### Work task
When you have read the listing, copy all of it without any change.
------------
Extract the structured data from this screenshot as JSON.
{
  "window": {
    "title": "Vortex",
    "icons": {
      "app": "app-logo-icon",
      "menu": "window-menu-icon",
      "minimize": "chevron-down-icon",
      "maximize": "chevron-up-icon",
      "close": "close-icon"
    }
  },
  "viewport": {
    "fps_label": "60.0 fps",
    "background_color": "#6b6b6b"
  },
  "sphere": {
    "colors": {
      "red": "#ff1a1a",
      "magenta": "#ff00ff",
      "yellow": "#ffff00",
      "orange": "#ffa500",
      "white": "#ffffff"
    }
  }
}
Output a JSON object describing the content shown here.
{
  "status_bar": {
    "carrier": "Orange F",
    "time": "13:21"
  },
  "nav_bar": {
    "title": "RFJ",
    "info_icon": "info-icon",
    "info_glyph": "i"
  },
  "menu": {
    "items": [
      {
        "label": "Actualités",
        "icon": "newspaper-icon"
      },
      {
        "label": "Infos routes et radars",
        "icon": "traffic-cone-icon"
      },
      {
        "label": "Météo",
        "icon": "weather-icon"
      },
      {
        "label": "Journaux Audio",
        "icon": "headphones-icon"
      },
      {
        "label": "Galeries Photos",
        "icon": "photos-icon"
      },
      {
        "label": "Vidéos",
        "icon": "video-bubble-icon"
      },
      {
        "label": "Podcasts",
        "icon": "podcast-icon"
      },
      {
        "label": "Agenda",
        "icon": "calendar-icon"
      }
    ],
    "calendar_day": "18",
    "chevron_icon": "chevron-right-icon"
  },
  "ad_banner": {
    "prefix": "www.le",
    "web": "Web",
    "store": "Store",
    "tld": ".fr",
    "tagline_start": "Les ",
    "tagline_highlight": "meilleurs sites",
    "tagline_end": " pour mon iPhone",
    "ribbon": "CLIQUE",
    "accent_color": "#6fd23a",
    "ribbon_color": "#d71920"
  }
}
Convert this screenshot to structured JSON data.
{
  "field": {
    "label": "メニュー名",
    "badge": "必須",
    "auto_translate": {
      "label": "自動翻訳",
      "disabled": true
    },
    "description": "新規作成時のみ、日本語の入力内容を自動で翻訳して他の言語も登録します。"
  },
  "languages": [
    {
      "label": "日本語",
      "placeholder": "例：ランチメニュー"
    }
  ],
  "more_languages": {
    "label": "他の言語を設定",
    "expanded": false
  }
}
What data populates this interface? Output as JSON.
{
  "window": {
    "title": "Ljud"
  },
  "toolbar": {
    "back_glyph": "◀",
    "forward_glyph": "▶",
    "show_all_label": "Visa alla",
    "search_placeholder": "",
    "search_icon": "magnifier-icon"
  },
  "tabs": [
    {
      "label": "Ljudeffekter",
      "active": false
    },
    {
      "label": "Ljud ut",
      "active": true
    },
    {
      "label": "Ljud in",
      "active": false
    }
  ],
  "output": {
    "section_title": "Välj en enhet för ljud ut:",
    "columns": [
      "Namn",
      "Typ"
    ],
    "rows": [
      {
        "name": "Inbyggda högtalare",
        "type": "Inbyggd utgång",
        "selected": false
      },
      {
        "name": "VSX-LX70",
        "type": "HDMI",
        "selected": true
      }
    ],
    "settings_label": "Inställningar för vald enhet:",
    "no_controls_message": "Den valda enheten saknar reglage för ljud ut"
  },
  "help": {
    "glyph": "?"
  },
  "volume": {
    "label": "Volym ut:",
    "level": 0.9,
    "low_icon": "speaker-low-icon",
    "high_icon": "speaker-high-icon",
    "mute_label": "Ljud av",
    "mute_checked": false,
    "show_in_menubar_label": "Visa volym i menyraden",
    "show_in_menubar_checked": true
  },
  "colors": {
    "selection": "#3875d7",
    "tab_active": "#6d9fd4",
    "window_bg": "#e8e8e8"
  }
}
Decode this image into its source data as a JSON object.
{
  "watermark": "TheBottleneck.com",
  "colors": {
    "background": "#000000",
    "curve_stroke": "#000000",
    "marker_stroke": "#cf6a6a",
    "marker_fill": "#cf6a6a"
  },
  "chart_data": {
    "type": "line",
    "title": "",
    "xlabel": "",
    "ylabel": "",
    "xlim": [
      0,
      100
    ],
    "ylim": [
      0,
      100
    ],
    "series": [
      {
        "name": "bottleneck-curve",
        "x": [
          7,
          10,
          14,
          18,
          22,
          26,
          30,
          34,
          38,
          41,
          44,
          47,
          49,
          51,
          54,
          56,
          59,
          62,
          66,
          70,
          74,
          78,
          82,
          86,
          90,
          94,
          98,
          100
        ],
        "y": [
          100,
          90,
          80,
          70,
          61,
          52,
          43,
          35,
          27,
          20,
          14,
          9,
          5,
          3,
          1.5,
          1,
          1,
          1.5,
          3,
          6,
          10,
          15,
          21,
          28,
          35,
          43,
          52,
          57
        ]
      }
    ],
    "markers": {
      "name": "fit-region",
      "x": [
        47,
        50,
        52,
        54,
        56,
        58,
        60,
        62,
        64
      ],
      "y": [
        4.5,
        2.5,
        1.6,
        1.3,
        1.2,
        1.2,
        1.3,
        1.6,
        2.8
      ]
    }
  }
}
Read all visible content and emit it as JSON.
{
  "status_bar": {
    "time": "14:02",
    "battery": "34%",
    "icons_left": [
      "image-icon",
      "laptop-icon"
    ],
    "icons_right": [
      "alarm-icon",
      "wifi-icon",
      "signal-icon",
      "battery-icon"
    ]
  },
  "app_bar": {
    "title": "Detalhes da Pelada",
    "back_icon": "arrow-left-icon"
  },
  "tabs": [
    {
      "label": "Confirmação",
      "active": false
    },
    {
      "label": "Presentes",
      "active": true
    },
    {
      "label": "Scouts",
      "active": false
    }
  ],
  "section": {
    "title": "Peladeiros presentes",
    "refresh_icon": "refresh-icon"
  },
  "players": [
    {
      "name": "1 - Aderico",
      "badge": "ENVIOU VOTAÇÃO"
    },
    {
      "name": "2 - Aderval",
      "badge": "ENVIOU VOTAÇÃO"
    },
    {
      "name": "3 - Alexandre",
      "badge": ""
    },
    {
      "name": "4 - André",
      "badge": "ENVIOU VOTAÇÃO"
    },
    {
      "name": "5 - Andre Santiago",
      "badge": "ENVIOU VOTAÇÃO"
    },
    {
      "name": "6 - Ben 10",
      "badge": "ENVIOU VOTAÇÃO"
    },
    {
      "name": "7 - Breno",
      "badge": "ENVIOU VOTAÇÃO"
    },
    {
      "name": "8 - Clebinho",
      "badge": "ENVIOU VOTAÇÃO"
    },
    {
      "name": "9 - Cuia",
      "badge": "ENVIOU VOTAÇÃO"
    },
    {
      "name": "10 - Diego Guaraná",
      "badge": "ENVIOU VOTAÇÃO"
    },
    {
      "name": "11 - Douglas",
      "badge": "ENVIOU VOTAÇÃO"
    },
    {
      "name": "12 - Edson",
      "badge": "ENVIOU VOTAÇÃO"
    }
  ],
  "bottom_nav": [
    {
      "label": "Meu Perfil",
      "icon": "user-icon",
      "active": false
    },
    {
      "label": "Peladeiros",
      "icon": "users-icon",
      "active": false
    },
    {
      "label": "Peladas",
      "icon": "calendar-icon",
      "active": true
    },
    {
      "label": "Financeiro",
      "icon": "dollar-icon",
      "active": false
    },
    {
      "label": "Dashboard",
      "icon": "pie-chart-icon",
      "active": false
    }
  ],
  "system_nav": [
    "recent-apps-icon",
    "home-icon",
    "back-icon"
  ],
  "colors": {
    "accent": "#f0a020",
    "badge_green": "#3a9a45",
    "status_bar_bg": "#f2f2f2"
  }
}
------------
### Answer to this exercise
Extract the structured data from this screenshot as JSON.
{
  "window": {
    "title": "Vortex",
    "icons": {
      "app": "app-logo-icon",
      "menu": "window-menu-icon",
      "minimize": "chevron-down-icon",
      "maximize": "chevron-up-icon",
      "close": "close-icon"
    }
  },
  "viewport": {
    "fps_label": "60.0 fps",
    "background_color": "#6b6b6b"
  },
  "sphere": {
    "colors": {
      "red": "#ff1a1a",
      "magenta": "#ff00ff",
      "yellow": "#ffff00",
      "orange": "#ffa500",
      "white": "#ffffff"
    }
  }
}
Output a JSON object describing the content shown here.
{
  "status_bar": {
    "carrier": "Orange F",
    "time": "13:21"
  },
  "nav_bar": {
    "title": "RFJ",
    "info_icon": "info-icon",
    "info_glyph": "i"
  },
  "menu": {
    "items": [
      {
        "label": "Actualités",
        "icon": "newspaper-icon"
      },
      {
        "label": "Infos routes et radars",
        "icon": "traffic-cone-icon"
      },
      {
        "label": "Météo",
        "icon": "weather-icon"
      },
      {
        "label": "Journaux Audio",
        "icon": "headphones-icon"
      },
      {
        "label": "Galeries Photos",
        "icon": "photos-icon"
      },
      {
        "label": "Vidéos",
        "icon": "video-bubble-icon"
      },
      {
        "label": "Podcasts",
        "icon": "podcast-icon"
      },
      {
        "label": "Agenda",
        "icon": "calendar-icon"
      }
    ],
    "calendar_day": "18",
    "chevron_icon": "chevron-right-icon"
  },
  "ad_banner": {
    "prefix": "www.le",
    "web": "Web",
    "store": "Store",
    "tld": ".fr",
    "tagline_start": "Les ",
    "tagline_highlight": "meilleurs sites",
    "tagline_end": " pour mon iPhone",
    "ribbon": "CLIQUE",
    "accent_color": "#6fd23a",
    "ribbon_color": "#d71920"
  }
}
Convert this screenshot to structured JSON data.
{
  "field": {
    "label": "メニュー名",
    "badge": "必須",
    "auto_translate": {
      "label": "自動翻訳",
      "disabled": true
    },
    "description": "新規作成時のみ、日本語の入力内容を自動で翻訳して他の言語も登録します。"
  },
  "languages": [
    {
      "label": "日本語",
      "placeholder": "例：ランチメニュー"
    }
  ],
  "more_languages": {
    "label": "他の言語を設定",
    "expanded": false
  }
}
What data populates this interface? Output as JSON.
{
  "window": {
    "title": "Ljud"
  },
  "toolbar": {
    "back_glyph": "◀",
    "forward_glyph": "▶",
    "show_all_label": "Visa alla",
    "search_placeholder": "",
    "search_icon": "magnifier-icon"
  },
  "tabs": [
    {
      "label": "Ljudeffekter",
      "active": false
    },
    {
      "label": "Ljud ut",
      "active": true
    },
    {
      "label": "Ljud in",
      "active": false
    }
  ],
  "output": {
    "section_title": "Välj en enhet för ljud ut:",
    "columns": [
      "Namn",
      "Typ"
    ],
    "rows": [
      {
        "name": "Inbyggda högtalare",
        "type": "Inbyggd utgång",
        "selected": false
      },
      {
        "name": "VSX-LX70",
        "type": "HDMI",
        "selected": true
      }
    ],
    "settings_label": "Inställningar för vald enhet:",
    "no_controls_message": "Den valda enheten saknar reglage för ljud ut"
  },
  "help": {
    "glyph": "?"
  },
  "volume": {
    "label": "Volym ut:",
    "level": 0.9,
    "low_icon": "speaker-low-icon",
    "high_icon": "speaker-high-icon",
    "mute_label": "Ljud av",
    "mute_checked": false,
    "show_in_menubar_label": "Visa volym i menyraden",
    "show_in_menubar_checked": true
  },
  "colors": {
    "selection": "#3875d7",
    "tab_active": "#6d9fd4",
    "window_bg": "#e8e8e8"
  }
}
Decode this image into its source data as a JSON object.
{
  "watermark": "TheBottleneck.com",
  "colors": {
    "background": "#000000",
    "curve_stroke": "#000000",
    "marker_stroke": "#cf6a6a",
    "marker_fill": "#cf6a6a"
  },
  "chart_data": {
    "type": "line",
    "title": "",
    "xlabel": "",
    "ylabel": "",
    "xlim": [
      0,
      100
    ],
    "ylim": [
      0,
      100
    ],
    "series": [
      {
        "name": "bottleneck-curve",
        "x": [
          7,
          10,
          14,
          18,
          22,
          26,
          30,
          34,
          38,
          41,
          44,
          47,
          49,
          51,
          54,
          56,
          59,
          62,
          66,
          70,
          74,
          78,
          82,
          86,
          90,
          94,
          98,
          100
        ],
        "y": [
          100,
          90,
          80,
          70,
          61,
          52,
          43,
          35,
          27,
          20,
          14,
          9,
          5,
          3,
          1.5,
          1,
          1,
          1.5,
          3,
          6,
          10,
          15,
          21,
          28,
          35,
          43,
          52,
          57
        ]
      }
    ],
    "markers": {
      "name": "fit-region",
      "x": [
        47,
        50,
        52,
        54,
        56,
        58,
        60,
        62,
        64
      ],
      "y": [
        4.5,
        2.5,
        1.6,
        1.3,
        1.2,
        1.2,
        1.3,
        1.6,
        2.8
      ]
    }
  }
}
Read all visible content and emit it as JSON.
{
  "status_bar": {
    "time": "14:02",
    "battery": "34%",
    "icons_left": [
      "image-icon",
      "laptop-icon"
    ],
    "icons_right": [
      "alarm-icon",
      "wifi-icon",
      "signal-icon",
      "battery-icon"
    ]
  },
  "app_bar": {
    "title": "Detalhes da Pelada",
    "back_icon": "arrow-left-icon"
  },
  "tabs": [
    {
      "label": "Confirmação",
      "active": false
    },
    {
      "label": "Presentes",
      "active": true
    },
    {
      "label": "Scouts",
      "active": false
    }
  ],
  "section": {
    "title": "Peladeiros presentes",
    "refresh_icon": "refresh-icon"
  },
  "players": [
    {
      "name": "1 - Aderico",
      "badge": "ENVIOU VOTAÇÃO"
    },
    {
      "name": "2 - Aderval",
      "badge": "ENVIOU VOTAÇÃO"
    },
    {
      "name": "3 - Alexandre",
      "badge": ""
    },
    {
      "name": "4 - André",
      "badge": "ENVIOU VOTAÇÃO"
    },
    {
      "name": "5 - Andre Santiago",
      "badge": "ENVIOU VOTAÇÃO"
    },
    {
      "name": "6 - Ben 10",
      "badge": "ENVIOU VOTAÇÃO"
    },
    {
      "name": "7 - Breno",
      "badge": "ENVIOU VOTAÇÃO"
    },
    {
      "name": "8 - Clebinho",
      "badge": "ENVIOU VOTAÇÃO"
    },
    {
      "name": "9 - Cuia",
      "badge": "ENVIOU VOTAÇÃO"
    },
    {
      "name": "10 - Diego Guaraná",
      "badge": "ENVIOU VOTAÇÃO"
    },
    {
      "name": "11 - Douglas",
      "badge": "ENVIOU VOTAÇÃO"
    },
    {
      "name": "12 - Edson",
      "badge": "ENVIOU VOTAÇÃO"
    }
  ],
  "bottom_nav": [
    {
      "label": "Meu Perfil",
      "icon": "user-icon",
      "active": false
    },
    {
      "label": "Peladeiros",
      "icon": "users-icon",
      "active": false
    },
    {
      "label": "Peladas",
      "icon": "calendar-icon",
      "active": true
    },
    {
      "label": "Financeiro",
      "icon": "dollar-icon",
      "active": false
    },
    {
      "label": "Dashboard",
      "icon": "pie-chart-icon",
      "active": false
    }
  ],
  "system_nav": [
    "recent-apps-icon",
    "home-icon",
    "back-icon"
  ],
  "colors": {
    "accent": "#f0a020",
    "badge_green": "#3a9a45",
    "status_bar_bg": "#f2f2f2"
  }
}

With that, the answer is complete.